Exercise goal: The lines below, from the one holding "Output a JSON" through the final line, are to be copied exactly, with no other lines and no pictures.

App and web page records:
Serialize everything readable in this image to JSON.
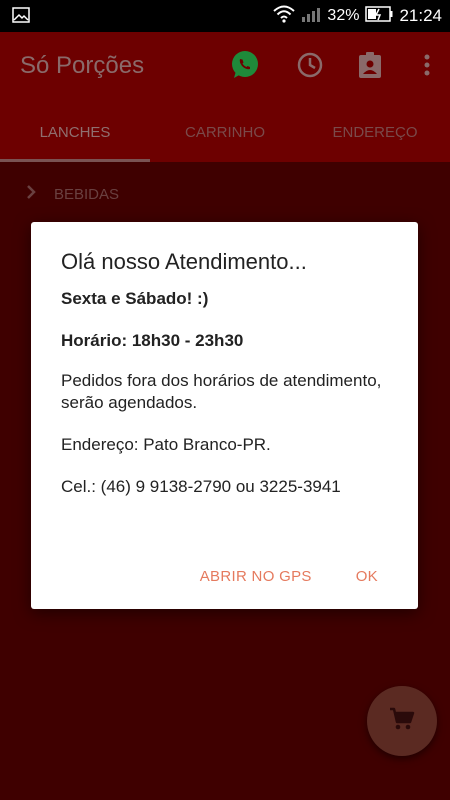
{
  "status_bar": {
    "battery_percent": "32%",
    "time": "21:24"
  },
  "app_bar": {
    "title": "Só Porções"
  },
  "tabs": [
    {
      "label": "LANCHES",
      "active": true
    },
    {
      "label": "CARRINHO",
      "active": false
    },
    {
      "label": "ENDEREÇO",
      "active": false
    }
  ],
  "content": {
    "category": "BEBIDAS"
  },
  "dialog": {
    "title": "Olá nosso Atendimento...",
    "line1": "Sexta e Sábado! :)",
    "line2": "Horário: 18h30 - 23h30",
    "line3": "Pedidos fora dos horários de atendimento, serão agendados.",
    "line4": "Endereço: Pato Branco-PR.",
    "line5": "Cel.: (46) 9 9138-2790 ou 3225-3941",
    "button_gps": "ABRIR NO GPS",
    "button_ok": "OK"
  },
  "colors": {
    "accent": "#e57a5e",
    "app_bar": "#6d0000",
    "background": "#3f0000"
  }
}
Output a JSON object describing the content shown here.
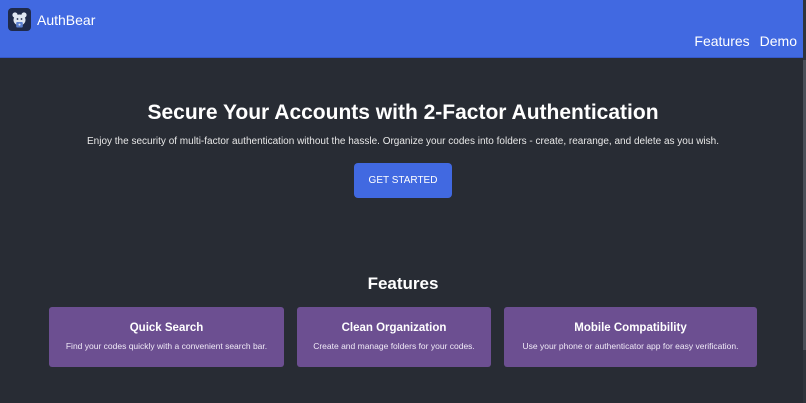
{
  "navbar": {
    "brand": "AuthBear",
    "links": [
      "Features",
      "Demo"
    ]
  },
  "hero": {
    "title": "Secure Your Accounts with 2-Factor Authentication",
    "subtitle": "Enjoy the security of multi-factor authentication without the hassle. Organize your codes into folders - create, rearange, and delete as you wish.",
    "cta_label": "GET STARTED"
  },
  "features": {
    "heading": "Features",
    "cards": [
      {
        "title": "Quick Search",
        "description": "Find your codes quickly with a convenient search bar."
      },
      {
        "title": "Clean Organization",
        "description": "Create and manage folders for your codes."
      },
      {
        "title": "Mobile Compatibility",
        "description": "Use your phone or authenticator app for easy verification."
      }
    ]
  },
  "colors": {
    "navbar": "#4169e1",
    "background": "#282c34",
    "card": "#6c4f91",
    "button": "#4169e1"
  },
  "icons": {
    "logo": "bear-logo-icon"
  }
}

Answer box:
Output a JSON object describing the content shown here.
{
  "navbar": {
    "brand": "AuthBear",
    "links": [
      "Features",
      "Demo"
    ]
  },
  "hero": {
    "title": "Secure Your Accounts with 2-Factor Authentication",
    "subtitle": "Enjoy the security of multi-factor authentication without the hassle. Organize your codes into folders - create, rearange, and delete as you wish.",
    "cta_label": "GET STARTED"
  },
  "features": {
    "heading": "Features",
    "cards": [
      {
        "title": "Quick Search",
        "description": "Find your codes quickly with a convenient search bar."
      },
      {
        "title": "Clean Organization",
        "description": "Create and manage folders for your codes."
      },
      {
        "title": "Mobile Compatibility",
        "description": "Use your phone or authenticator app for easy verification."
      }
    ]
  },
  "colors": {
    "navbar": "#4169e1",
    "background": "#282c34",
    "card": "#6c4f91",
    "button": "#4169e1"
  },
  "icons": {
    "logo": "bear-logo-icon"
  }
}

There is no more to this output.